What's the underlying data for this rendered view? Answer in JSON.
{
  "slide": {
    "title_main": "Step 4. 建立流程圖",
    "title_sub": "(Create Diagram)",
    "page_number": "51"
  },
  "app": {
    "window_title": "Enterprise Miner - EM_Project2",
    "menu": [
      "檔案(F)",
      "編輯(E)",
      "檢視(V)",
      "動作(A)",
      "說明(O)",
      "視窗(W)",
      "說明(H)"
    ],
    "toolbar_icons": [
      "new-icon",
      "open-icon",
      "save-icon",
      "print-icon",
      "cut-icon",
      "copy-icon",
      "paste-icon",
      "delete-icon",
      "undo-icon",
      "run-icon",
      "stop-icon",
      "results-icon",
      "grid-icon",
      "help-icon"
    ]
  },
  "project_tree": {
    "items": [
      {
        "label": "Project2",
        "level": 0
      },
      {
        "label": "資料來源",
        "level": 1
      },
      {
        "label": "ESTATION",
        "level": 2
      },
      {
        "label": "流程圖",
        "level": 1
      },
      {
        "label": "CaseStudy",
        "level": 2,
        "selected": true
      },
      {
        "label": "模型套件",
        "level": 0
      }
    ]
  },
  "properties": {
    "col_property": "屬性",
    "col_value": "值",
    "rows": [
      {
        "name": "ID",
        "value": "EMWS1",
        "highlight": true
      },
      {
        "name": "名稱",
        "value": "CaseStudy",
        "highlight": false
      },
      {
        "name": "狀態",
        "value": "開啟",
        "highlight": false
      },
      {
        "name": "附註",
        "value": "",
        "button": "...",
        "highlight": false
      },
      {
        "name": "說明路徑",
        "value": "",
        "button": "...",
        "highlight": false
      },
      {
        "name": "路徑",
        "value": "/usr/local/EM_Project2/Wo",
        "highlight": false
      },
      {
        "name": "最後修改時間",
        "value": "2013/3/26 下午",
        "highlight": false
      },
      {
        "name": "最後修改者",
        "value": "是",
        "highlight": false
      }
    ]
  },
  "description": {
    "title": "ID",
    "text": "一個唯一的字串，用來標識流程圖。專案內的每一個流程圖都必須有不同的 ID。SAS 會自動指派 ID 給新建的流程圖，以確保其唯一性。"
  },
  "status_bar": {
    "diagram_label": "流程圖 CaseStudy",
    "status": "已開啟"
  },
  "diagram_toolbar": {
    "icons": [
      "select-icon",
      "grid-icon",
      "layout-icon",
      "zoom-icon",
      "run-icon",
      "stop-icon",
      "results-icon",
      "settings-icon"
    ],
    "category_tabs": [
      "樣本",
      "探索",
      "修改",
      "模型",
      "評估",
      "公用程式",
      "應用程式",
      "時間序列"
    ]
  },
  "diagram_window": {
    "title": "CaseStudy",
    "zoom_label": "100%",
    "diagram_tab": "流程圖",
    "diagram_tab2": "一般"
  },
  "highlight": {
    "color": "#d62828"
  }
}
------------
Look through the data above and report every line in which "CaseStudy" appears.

# [Response to the exercise]
        "label": "CaseStudy",
        "value": "CaseStudy",
    "diagram_label": "流程圖 CaseStudy",
    "title": "CaseStudy",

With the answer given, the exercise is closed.